June 5, 2023

Book Reveals Celebrity Product-Placement Ploys

Why have we seen a dozen paparazzi photos in recent weeks of celebrities wearing Current/Elliott’s leopard-print “ Stiletto” jeans?

Surely it’s not a coincidence that Sarah Jessica Parker, Nicky Hilton, Mandy Moore and Isla Fisher all have the same jeans. More likely, it’s that a publicist “seeded” them, meaning the jeans were gifts to famous fashion influencers.

Much more “seeding” took place last Sunday at the Emmy Awards, where recipients and presenters notably wear lent or gifted apparel and accessories. In fact, Evan Rachel Wood, wearing a stunning black gown by Elie Saab, bemoaned the fact that “I have to give it back; that’s the only unfortunate part.”

Seeding is just one of the machinations of celebrity dressing explained in Will Work for Shoes: The Business Behind Red Carpet Product Placement, a new book by former fashion publicist Susan J. Ashbrook.

Ashbrook, who lives in Los Angeles, helped pioneer the product-placement game in Hollywood, founding the company Film Fashion in 1994. For 14 years, she played matchmaker between fashion companies and celebrities, engineering red-carpet moments and paparazzi opportunities that helped raise brand awareness and sales at Escada, Stuart Weitzman, Lanvin and others.

“In middle America, people still come up to me and say, ‘You mean celebrities get dresses for free?’??” Ashbrook said when asked whether the public knows how much money and how many products change hands before Katie Holmes, Fergie and Jessica Simpson appear in Us Weekly or In Touch carrying the same high-end handbag.

But the book, released earlier this month, isn’t so much a memoir as it is a how-to guide for getting products on celebrities, whether they be of the Hollywood or hometown variety.

“Celebrity marketing can work for a tire store in St. Louis just as well as it can for Armani,” Ashbrook said.

She also shares a fair amount of star-studded dish:

• Trade secret: She offered gift certificates to celebrities to get them to shop at maternity wear retailer A Pea in the Pod — $5,000 for A-listers, $2,500 for B-listers.


• Dish: Holly Robinson Peete took a free baby crib in exchange for having her nursery photographed for a weekly magazine. Sarah Jessica Parker said, “No way.”

• Low point: Oscar red-carpet dressing got so competitive one year that Ashbrook found herself sitting alongside another publicist in a Beverly Hills hotel lobby until 2 a.m. waiting for actress Ziyi Zhang.
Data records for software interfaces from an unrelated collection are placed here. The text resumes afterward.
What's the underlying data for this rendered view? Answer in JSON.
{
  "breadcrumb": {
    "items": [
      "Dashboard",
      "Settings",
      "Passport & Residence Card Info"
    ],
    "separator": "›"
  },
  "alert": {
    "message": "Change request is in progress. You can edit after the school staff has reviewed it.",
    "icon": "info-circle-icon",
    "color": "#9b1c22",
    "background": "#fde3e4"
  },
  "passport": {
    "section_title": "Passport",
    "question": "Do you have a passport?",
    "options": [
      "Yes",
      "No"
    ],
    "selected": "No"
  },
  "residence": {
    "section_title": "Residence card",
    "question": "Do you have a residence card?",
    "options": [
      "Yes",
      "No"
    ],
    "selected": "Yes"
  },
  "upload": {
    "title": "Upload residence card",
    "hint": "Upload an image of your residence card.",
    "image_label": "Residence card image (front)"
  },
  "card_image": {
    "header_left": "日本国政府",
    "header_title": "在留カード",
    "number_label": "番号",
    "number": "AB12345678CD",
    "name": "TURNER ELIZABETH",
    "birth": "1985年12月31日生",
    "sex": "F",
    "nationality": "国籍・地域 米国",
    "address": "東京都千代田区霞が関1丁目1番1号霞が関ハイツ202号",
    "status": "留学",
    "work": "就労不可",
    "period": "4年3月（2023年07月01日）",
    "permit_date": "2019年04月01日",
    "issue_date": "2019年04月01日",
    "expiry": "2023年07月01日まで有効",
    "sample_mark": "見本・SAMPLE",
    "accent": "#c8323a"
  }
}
Both Ashbrook and her competition were vying for the actress to wear their clients’ shoes. The experience inspired the title of the book.

Staff Writer

The Columbus DispatchView Comments

The New York Times News Service contributed to this story.